May 18, 2009
This whole month of May is Patria Month; Paraguay’s Independence Day was last Thursday and also on Friday. It’s two days because the revolution began late on May 14th and continued until early in the morning on the 15th. The 15th is also Mother’s Day. I ate lunch with Cristina and her family that day. We had asado (grilled ribs, but with lots more fat than in the States), pork, chinchulín (cow intestines—I tried it and it was not good; suprise!) rice salad, potato salad (not like you’re thinking of), sopa paraguaya (like cornbread but more oil, egg and butter/animal fat). After eating we drank regular Coca-Cola sweetened with sugar cane rather than high fructose corn syrup. I attest that the Coke here is much better than in the States. It is custom to drink after eating rather than before. I explain to some Paraguayans that in the States the first thing the server gives you in a restaurant is your drink. Here, on the contrary, you will rarely see people drinking soda pop before eating.
This past Saturday was cold!!! I took a bus from my site to two other towns in Asuncion for two birthday parties with my friend who is in the police academy. The first party was his friend from high school and the second was for a friend of his from the academy. I think that it probably hit the low 50s if my nerves registered the temperature correctly. I even used my gloves!
On Sunday we had our area volunteer meeting in a town close to Lake Ypacarai. We had guacamole, rotisserie chicken, vegetarian quesadillas, Bloody Marys, lasagna and I brought ice cream as well. I was super full afterwards! I met the new volunteers and learned where their sites are. We also discussed having excursions in different parts of the Central Department of Paraguay (Asuncion area) with youth from our sites. We are thinking about going to the Mythological Museum. I will have to do an entire blog entry on Paraguayan myths; there are more than you would think!
Today I got my fridge, finally! Now I won’t have to get ice from my next-door neighbor. It’s not until you don’t have a fridge that you realize how much use it is! Currently I have ham, cheese, eggs, orange soda, and three containers of milk. Doesn't sound like I eat very healthy, does it? I have bananas and oranges out on my table, don't worry.
Today I went to the Junta de Saneamiento (Sanitation Council, aka the organization the runs the water wells and provides water to the majority of people in my town) one block away from my house. I spoke with the lead administrator with whom I was very impressed: she was not into small talk, or evading questions; she was serious and straightforward. For one of the first times in awhile I spoke with someone who answered my questions directly and gave me her full attention. It’s something that is much easier to find in the States. Rather than talking about where I live, where I used to live, how long I’ve been here and whether or not I like terere, she was upfront. I know that I’ve been here a long time when I’m surprised by an outright answer to my question. People here beat around the bush too much rather than just saying what they want much of the time, or maybe it’s just me trying to be too nice. For instance, if I go to wash my clothes at my friend’s house, I feel that it’s necessary to shoot the breeze with them for longer than I ever would in the same situation in the States. I don’t want to look like I’m using them simply to do my laundry, even if that isn’t the case.
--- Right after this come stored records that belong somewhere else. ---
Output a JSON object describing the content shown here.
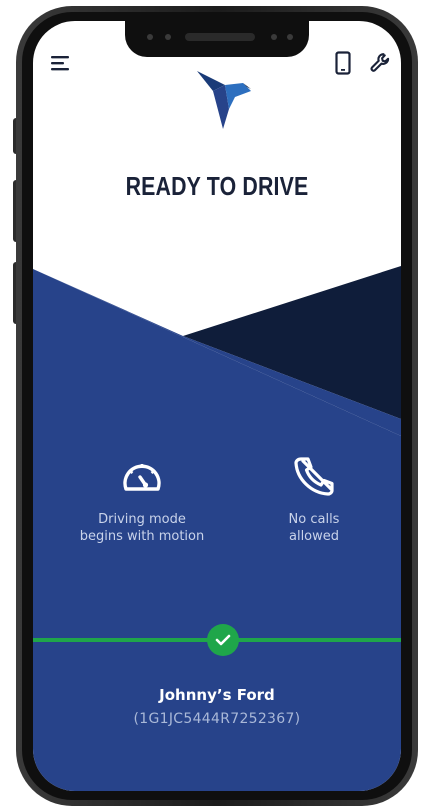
{
  "header": {
    "menu_icon": "hamburger-menu-icon",
    "device_icon": "phone-device-icon",
    "settings_icon": "wrench-icon"
  },
  "brand": {
    "logo_icon": "bird-logo-icon"
  },
  "status": {
    "title": "READY TO DRIVE"
  },
  "features": [
    {
      "icon": "speedometer-icon",
      "line1": "Driving mode",
      "line2": "begins with motion"
    },
    {
      "icon": "phone-blocked-icon",
      "line1": "No calls",
      "line2": "allowed"
    }
  ],
  "vehicle": {
    "name": "Johnny’s Ford",
    "vin": "(1G1JC5444R7252367)",
    "connected_icon": "checkmark-icon"
  },
  "colors": {
    "primary_blue": "#27438a",
    "dark_navy": "#0f1d3a",
    "accent_green": "#1fa64a",
    "title_text": "#1a2238"
  }
}
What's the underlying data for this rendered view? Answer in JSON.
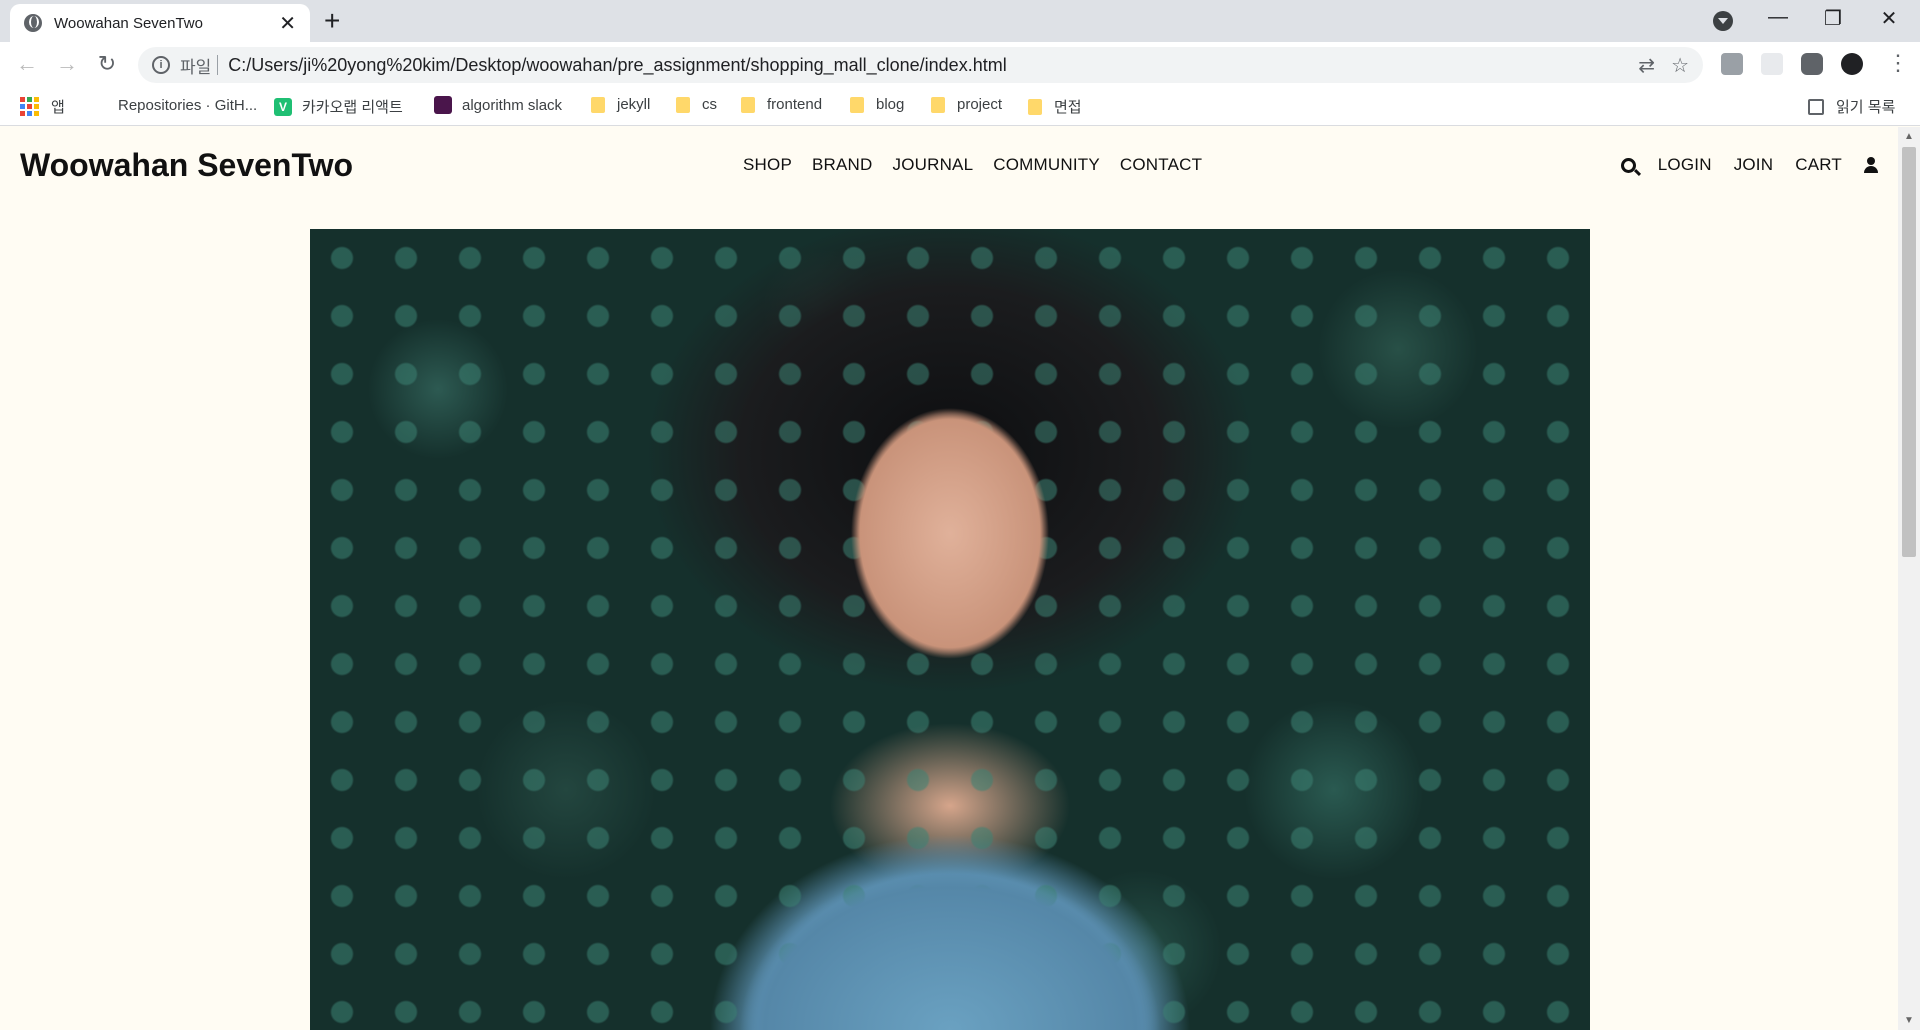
{
  "browser": {
    "tab_title": "Woowahan SevenTwo",
    "new_tab": "+",
    "close": "✕",
    "scheme_label": "파일",
    "url": "C:/Users/ji%20yong%20kim/Desktop/woowahan/pre_assignment/shopping_mall_clone/index.html",
    "window_controls": [
      "—",
      "❐",
      "✕"
    ]
  },
  "bookmarks": [
    {
      "label": "앱",
      "icon": "apps-grid-icon"
    },
    {
      "label": "Repositories · GitH...",
      "icon": "github-icon"
    },
    {
      "label": "카카오랩 리액트",
      "icon": "v-badge-icon",
      "badge": "V",
      "color": "#1fbf73"
    },
    {
      "label": "algorithm slack",
      "icon": "slack-icon",
      "color": "#4a154b"
    },
    {
      "label": "jekyll",
      "icon": "folder-icon"
    },
    {
      "label": "cs",
      "icon": "folder-icon"
    },
    {
      "label": "frontend",
      "icon": "folder-icon"
    },
    {
      "label": "blog",
      "icon": "folder-icon"
    },
    {
      "label": "project",
      "icon": "folder-icon"
    },
    {
      "label": "면접",
      "icon": "folder-icon"
    }
  ],
  "reading_list": "읽기 목록",
  "site": {
    "logo": "Woowahan SevenTwo",
    "nav": [
      "SHOP",
      "BRAND",
      "JOURNAL",
      "COMMUNITY",
      "CONTACT"
    ],
    "user_nav": [
      "LOGIN",
      "JOIN",
      "CART"
    ]
  },
  "colors": {
    "page_background": "#fffcf3",
    "chrome_background": "#dee1e6"
  }
}
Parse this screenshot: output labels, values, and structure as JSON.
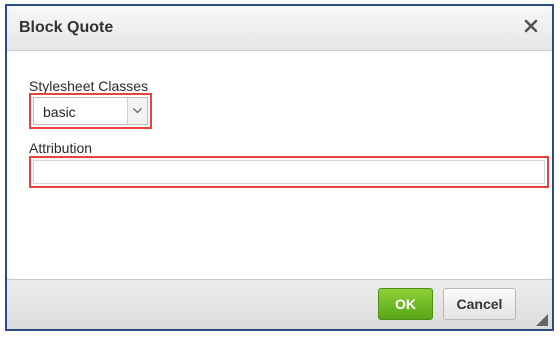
{
  "dialog": {
    "title": "Block Quote",
    "close_icon": "close-icon"
  },
  "stylesheet": {
    "label": "Stylesheet Classes",
    "selected": "basic",
    "dropdown_icon": "chevron-down-icon"
  },
  "attribution": {
    "label": "Attribution",
    "value": ""
  },
  "footer": {
    "ok_label": "OK",
    "cancel_label": "Cancel",
    "resize_icon": "resize-grip-icon"
  },
  "colors": {
    "highlight": "#e8443d",
    "ok_button": "#6cb922",
    "dialog_border": "#2a4d8a"
  }
}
I just finished watching Stranger Than Fiction. I recommend it. The day after I watched it I was still analyzing it.
I am on the verge of getting a wireless Internet modem for my computer. It will come out to be about $40 a month. I have decided that it will be very worth it.
Some random facts about Paraguay that I noted a month ago at a state-wide youth conference:
66% of youth older than 15 and younger than 29 do not attend any formal educational institution.
82% of elderly people 65 years and older have no retirement plan.
1% of property owners own 77% of all land available.
40% of cultivators that have between one and five hectares own only 1% of the land in Paraguay.
Paraguayan emigration towards Europe, particularly Spain has grown fast in the past two years.
Paraguayans in Europe and the United States send 700,000,000 USD in remittances each year, making possible the survival of 10-15% of Paraguayan families.